(Component data from apps and pages)
+++

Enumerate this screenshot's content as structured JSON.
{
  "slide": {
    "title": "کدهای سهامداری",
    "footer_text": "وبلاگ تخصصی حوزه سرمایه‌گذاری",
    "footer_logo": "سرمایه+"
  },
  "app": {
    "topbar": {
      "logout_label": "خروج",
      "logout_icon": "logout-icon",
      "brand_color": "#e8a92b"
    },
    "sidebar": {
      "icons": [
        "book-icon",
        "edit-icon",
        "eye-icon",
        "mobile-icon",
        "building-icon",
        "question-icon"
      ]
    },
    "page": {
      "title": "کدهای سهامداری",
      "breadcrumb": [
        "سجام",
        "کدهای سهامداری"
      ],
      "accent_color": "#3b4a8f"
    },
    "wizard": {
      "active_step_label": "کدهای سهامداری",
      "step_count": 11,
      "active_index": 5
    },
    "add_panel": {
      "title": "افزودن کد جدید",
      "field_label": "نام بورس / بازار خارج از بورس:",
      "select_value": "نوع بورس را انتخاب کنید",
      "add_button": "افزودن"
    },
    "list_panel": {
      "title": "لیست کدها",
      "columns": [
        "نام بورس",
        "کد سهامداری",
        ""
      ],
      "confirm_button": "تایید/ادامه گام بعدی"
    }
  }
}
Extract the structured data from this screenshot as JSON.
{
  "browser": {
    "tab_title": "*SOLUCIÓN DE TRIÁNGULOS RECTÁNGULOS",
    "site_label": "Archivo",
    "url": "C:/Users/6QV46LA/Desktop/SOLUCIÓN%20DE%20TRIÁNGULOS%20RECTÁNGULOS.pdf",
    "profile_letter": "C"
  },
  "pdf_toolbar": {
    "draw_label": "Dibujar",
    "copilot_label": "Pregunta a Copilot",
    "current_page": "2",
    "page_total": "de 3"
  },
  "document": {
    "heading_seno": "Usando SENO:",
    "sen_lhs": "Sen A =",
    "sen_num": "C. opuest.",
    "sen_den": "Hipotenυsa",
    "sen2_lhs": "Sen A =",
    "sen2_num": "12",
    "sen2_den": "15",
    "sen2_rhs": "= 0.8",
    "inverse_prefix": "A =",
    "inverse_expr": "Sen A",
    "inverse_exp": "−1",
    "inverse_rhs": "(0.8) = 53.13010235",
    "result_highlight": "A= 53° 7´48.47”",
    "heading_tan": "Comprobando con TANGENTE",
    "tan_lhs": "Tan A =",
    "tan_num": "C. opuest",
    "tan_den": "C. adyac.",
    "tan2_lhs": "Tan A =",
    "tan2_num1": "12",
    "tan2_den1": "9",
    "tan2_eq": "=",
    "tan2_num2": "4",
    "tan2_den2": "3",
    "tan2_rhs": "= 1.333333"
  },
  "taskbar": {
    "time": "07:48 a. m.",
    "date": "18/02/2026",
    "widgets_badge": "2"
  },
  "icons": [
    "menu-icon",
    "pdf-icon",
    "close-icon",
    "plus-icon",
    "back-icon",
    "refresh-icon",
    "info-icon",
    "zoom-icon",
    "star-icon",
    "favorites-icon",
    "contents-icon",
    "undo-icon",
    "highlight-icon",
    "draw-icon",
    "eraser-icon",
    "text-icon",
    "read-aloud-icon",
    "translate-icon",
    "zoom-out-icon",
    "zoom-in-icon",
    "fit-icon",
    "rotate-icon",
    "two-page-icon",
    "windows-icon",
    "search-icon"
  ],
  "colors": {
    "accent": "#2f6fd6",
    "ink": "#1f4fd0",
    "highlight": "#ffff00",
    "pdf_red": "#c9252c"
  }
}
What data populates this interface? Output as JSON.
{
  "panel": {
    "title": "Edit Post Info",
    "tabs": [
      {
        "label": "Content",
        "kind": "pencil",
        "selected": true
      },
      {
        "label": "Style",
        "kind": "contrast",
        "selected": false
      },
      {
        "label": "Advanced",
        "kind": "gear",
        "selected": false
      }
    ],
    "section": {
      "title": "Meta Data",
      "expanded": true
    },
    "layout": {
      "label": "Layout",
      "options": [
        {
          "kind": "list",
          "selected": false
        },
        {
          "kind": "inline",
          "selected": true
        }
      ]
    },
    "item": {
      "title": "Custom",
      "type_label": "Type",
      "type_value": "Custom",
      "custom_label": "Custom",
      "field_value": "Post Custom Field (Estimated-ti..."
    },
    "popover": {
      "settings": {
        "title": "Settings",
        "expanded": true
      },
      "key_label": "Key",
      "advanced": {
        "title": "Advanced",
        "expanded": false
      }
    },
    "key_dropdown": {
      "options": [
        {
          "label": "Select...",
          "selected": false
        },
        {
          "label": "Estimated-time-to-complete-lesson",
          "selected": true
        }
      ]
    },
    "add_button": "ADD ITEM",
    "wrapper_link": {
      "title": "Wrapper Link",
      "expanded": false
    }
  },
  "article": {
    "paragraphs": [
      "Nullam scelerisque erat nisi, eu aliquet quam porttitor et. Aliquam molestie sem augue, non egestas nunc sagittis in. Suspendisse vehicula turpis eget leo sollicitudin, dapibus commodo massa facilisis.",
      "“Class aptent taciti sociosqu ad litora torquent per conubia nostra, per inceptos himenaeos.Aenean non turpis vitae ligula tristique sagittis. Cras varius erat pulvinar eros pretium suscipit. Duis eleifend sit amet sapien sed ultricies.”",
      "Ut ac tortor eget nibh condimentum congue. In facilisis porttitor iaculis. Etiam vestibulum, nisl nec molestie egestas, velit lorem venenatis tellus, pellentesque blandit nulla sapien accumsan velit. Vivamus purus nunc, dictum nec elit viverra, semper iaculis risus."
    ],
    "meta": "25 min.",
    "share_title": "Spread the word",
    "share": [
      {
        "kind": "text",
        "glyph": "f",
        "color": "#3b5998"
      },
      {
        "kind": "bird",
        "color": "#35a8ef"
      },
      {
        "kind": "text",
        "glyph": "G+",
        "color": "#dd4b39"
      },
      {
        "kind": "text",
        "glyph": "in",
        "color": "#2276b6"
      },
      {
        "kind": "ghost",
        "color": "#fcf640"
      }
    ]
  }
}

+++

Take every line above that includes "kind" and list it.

        "kind": "pencil",
        "kind": "contrast",
        "kind": "gear",
          "kind": "list",
          "kind": "inline",
        "kind": "text",
        "kind": "bird",
        "kind": "text",
        "kind": "text",
        "kind": "ghost",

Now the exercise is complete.